Every line of the material must be restated exactly, though not its pictures.

[Provided records]
--------------------------------------------------
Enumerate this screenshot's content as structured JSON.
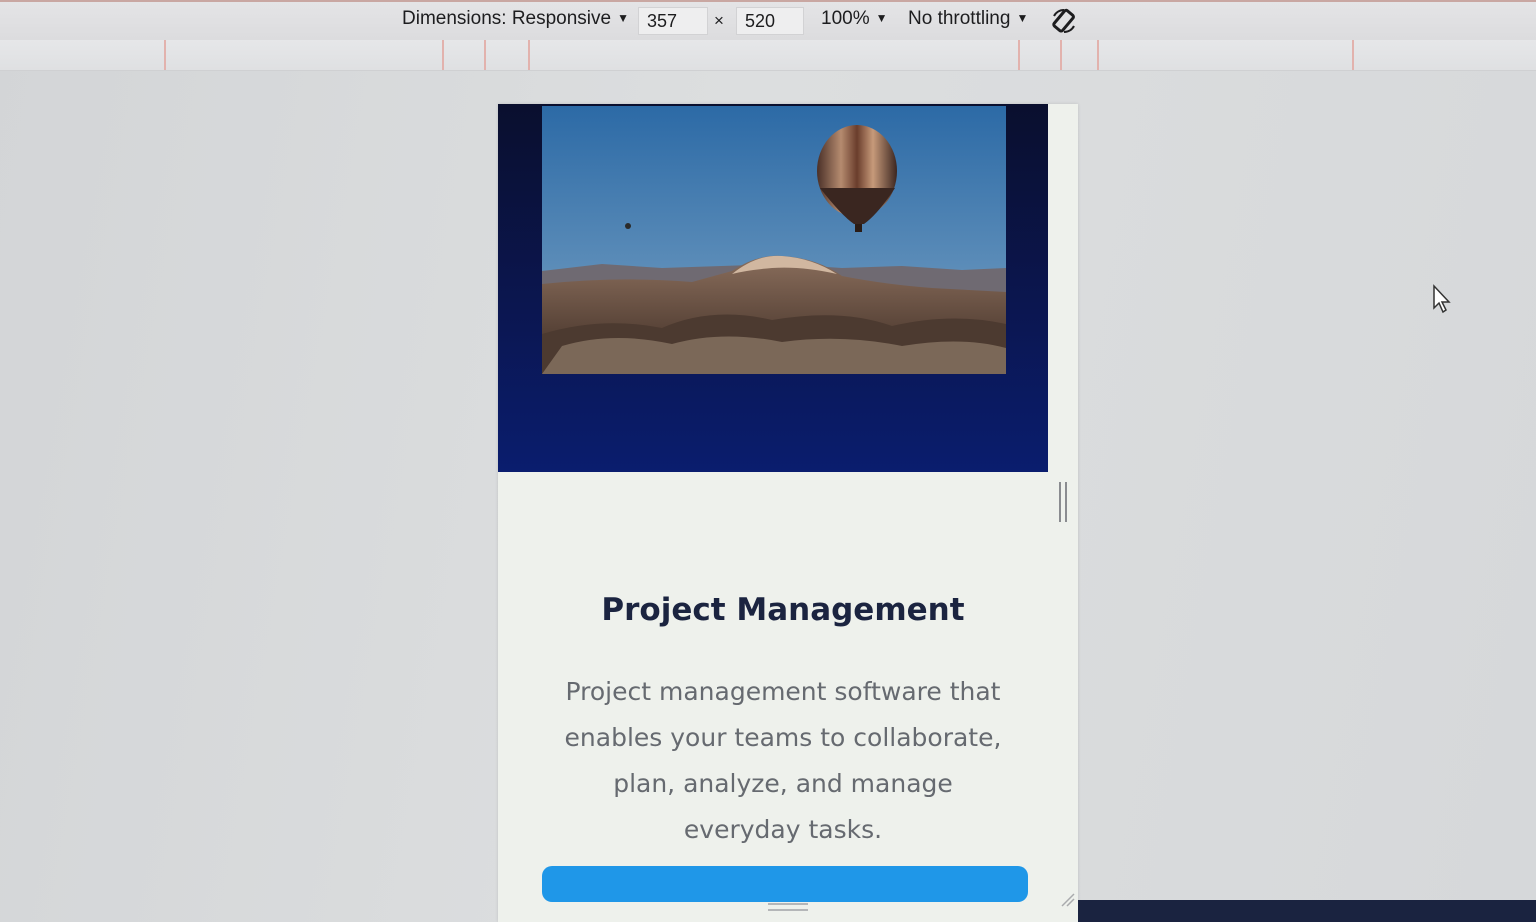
{
  "toolbar": {
    "dimensions_label": "Dimensions: Responsive",
    "width_value": "357",
    "times_symbol": "×",
    "height_value": "520",
    "zoom_label": "100%",
    "throttle_label": "No throttling",
    "rotate_icon": "rotate-icon"
  },
  "card": {
    "image_icon": "hot-air-balloon-photo",
    "title": "Project Management",
    "description": "Project management software that enables your teams to collaborate, plan, analyze, and manage everyday tasks.",
    "button_color": "#1f97e8"
  },
  "colors": {
    "hero_background": "#0b1650",
    "card_background": "#eef1ec",
    "title_color": "#1b2440",
    "text_color": "#666a70"
  }
}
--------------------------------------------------
[Output for this exercise]
Enumerate this screenshot's content as structured JSON.
{
  "toolbar": {
    "dimensions_label": "Dimensions: Responsive",
    "width_value": "357",
    "times_symbol": "×",
    "height_value": "520",
    "zoom_label": "100%",
    "throttle_label": "No throttling",
    "rotate_icon": "rotate-icon"
  },
  "card": {
    "image_icon": "hot-air-balloon-photo",
    "title": "Project Management",
    "description": "Project management software that enables your teams to collaborate, plan, analyze, and manage everyday tasks.",
    "button_color": "#1f97e8"
  },
  "colors": {
    "hero_background": "#0b1650",
    "card_background": "#eef1ec",
    "title_color": "#1b2440",
    "text_color": "#666a70"
  }
}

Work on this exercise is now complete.